··· GIVEN RECORDS

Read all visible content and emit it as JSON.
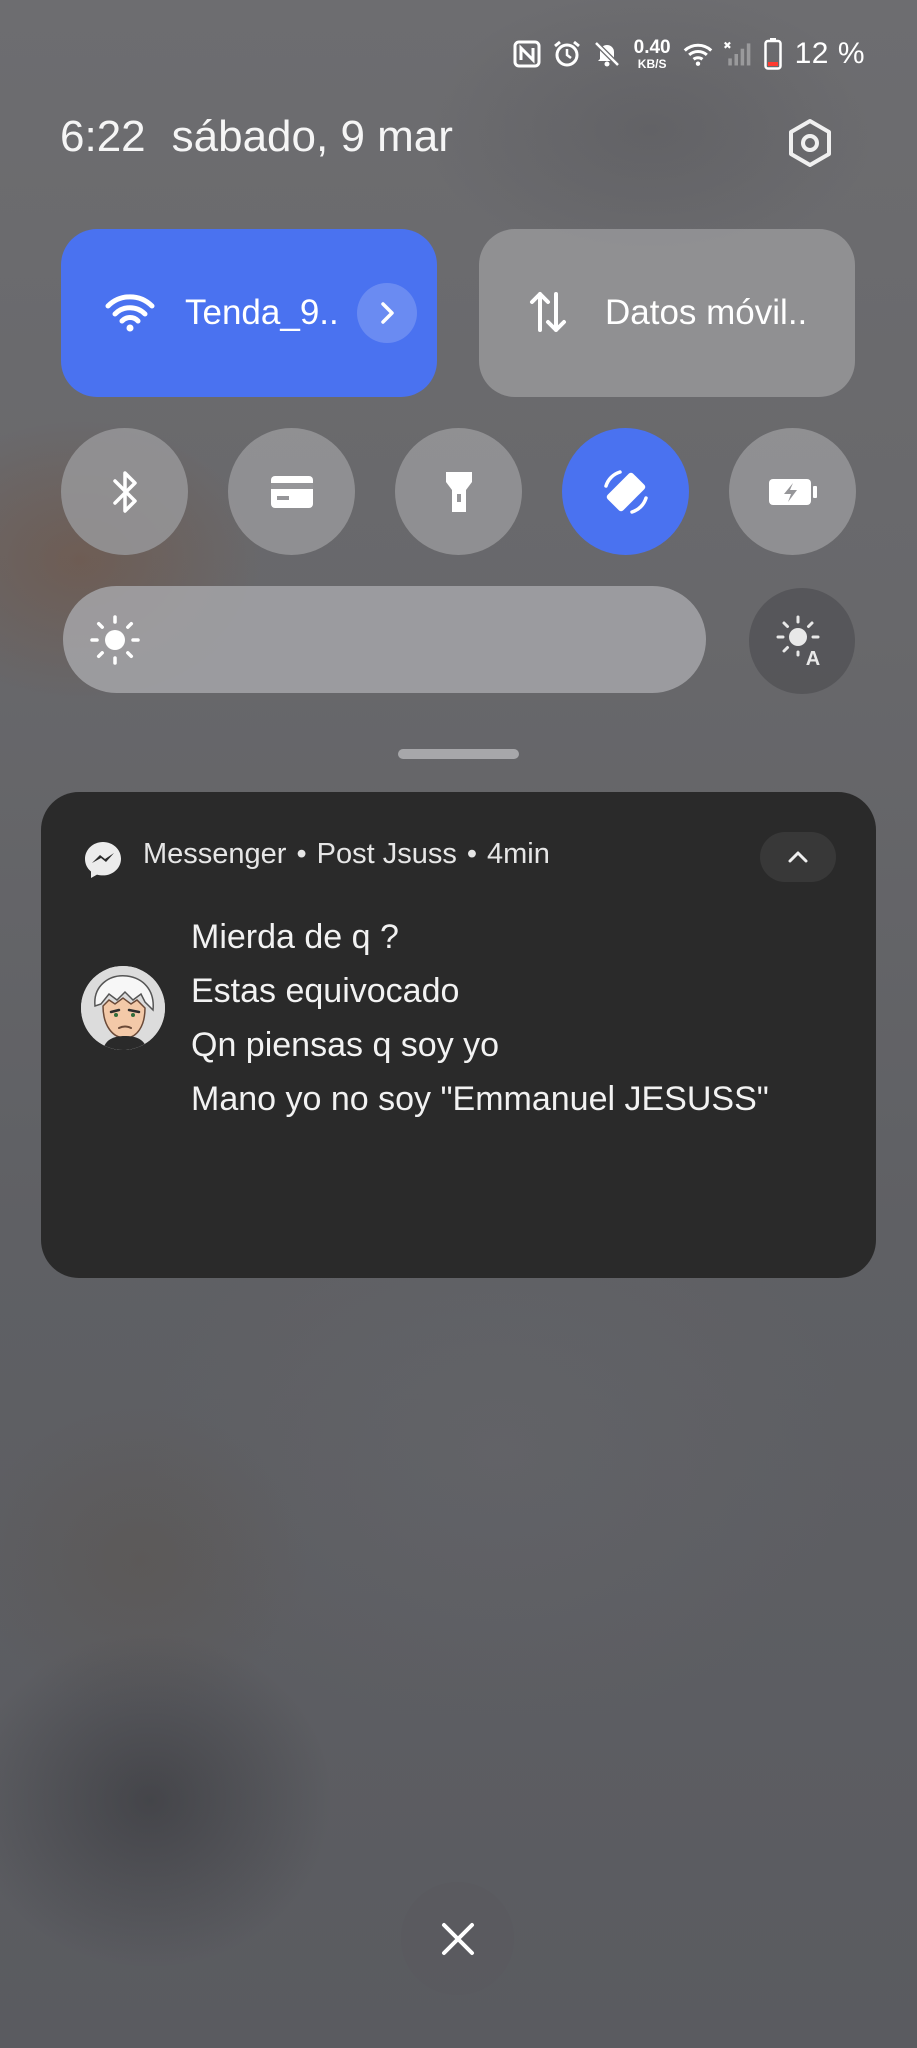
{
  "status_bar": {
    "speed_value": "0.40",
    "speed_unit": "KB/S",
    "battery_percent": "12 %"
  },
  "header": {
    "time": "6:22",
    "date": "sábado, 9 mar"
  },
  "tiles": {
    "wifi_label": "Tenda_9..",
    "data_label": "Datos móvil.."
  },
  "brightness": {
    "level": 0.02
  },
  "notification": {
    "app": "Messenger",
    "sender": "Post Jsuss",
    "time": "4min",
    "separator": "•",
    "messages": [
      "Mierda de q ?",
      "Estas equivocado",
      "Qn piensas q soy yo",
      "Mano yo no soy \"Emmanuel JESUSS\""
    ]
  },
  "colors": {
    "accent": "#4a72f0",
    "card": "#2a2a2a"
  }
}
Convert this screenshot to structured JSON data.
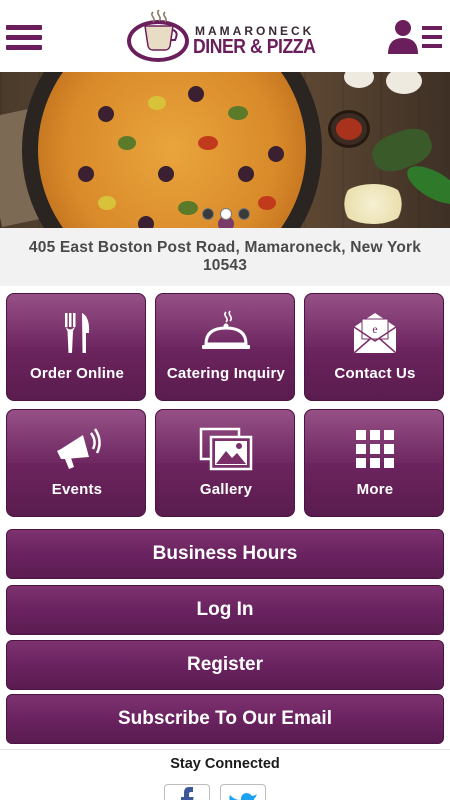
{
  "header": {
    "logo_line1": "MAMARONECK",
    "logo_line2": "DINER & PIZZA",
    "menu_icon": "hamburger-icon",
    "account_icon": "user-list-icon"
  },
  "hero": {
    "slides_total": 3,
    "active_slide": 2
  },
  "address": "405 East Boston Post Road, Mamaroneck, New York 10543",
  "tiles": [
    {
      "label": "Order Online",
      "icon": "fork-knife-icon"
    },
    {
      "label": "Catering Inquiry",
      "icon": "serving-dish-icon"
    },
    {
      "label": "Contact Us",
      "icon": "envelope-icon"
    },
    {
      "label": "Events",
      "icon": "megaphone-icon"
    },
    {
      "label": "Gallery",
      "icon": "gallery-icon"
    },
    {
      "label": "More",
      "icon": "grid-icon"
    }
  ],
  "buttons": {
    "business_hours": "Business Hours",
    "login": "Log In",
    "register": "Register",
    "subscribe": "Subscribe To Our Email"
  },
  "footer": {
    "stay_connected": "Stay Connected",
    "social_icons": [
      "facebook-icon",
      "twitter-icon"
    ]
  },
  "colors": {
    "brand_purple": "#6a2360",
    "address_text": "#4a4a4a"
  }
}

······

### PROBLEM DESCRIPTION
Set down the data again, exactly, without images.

### OUTPUT BELOW
Read all visible content and emit it as JSON.
{
  "status_bar": {
    "speed_value": "0.40",
    "speed_unit": "KB/S",
    "battery_percent": "12 %"
  },
  "header": {
    "time": "6:22",
    "date": "sábado, 9 mar"
  },
  "tiles": {
    "wifi_label": "Tenda_9..",
    "data_label": "Datos móvil.."
  },
  "brightness": {
    "level": 0.02
  },
  "notification": {
    "app": "Messenger",
    "sender": "Post Jsuss",
    "time": "4min",
    "separator": "•",
    "messages": [
      "Mierda de q ?",
      "Estas equivocado",
      "Qn piensas q soy yo",
      "Mano yo no soy \"Emmanuel JESUSS\""
    ]
  },
  "colors": {
    "accent": "#4a72f0",
    "card": "#2a2a2a"
  }
}
Convert this screenshot to structured JSON data.
{
  "header": {
    "logo_line1": "MAMARONECK",
    "logo_line2": "DINER & PIZZA",
    "menu_icon": "hamburger-icon",
    "account_icon": "user-list-icon"
  },
  "hero": {
    "slides_total": 3,
    "active_slide": 2
  },
  "address": "405 East Boston Post Road, Mamaroneck, New York 10543",
  "tiles": [
    {
      "label": "Order Online",
      "icon": "fork-knife-icon"
    },
    {
      "label": "Catering Inquiry",
      "icon": "serving-dish-icon"
    },
    {
      "label": "Contact Us",
      "icon": "envelope-icon"
    },
    {
      "label": "Events",
      "icon": "megaphone-icon"
    },
    {
      "label": "Gallery",
      "icon": "gallery-icon"
    },
    {
      "label": "More",
      "icon": "grid-icon"
    }
  ],
  "buttons": {
    "business_hours": "Business Hours",
    "login": "Log In",
    "register": "Register",
    "subscribe": "Subscribe To Our Email"
  },
  "footer": {
    "stay_connected": "Stay Connected",
    "social_icons": [
      "facebook-icon",
      "twitter-icon"
    ]
  },
  "colors": {
    "brand_purple": "#6a2360",
    "address_text": "#4a4a4a"
  }
}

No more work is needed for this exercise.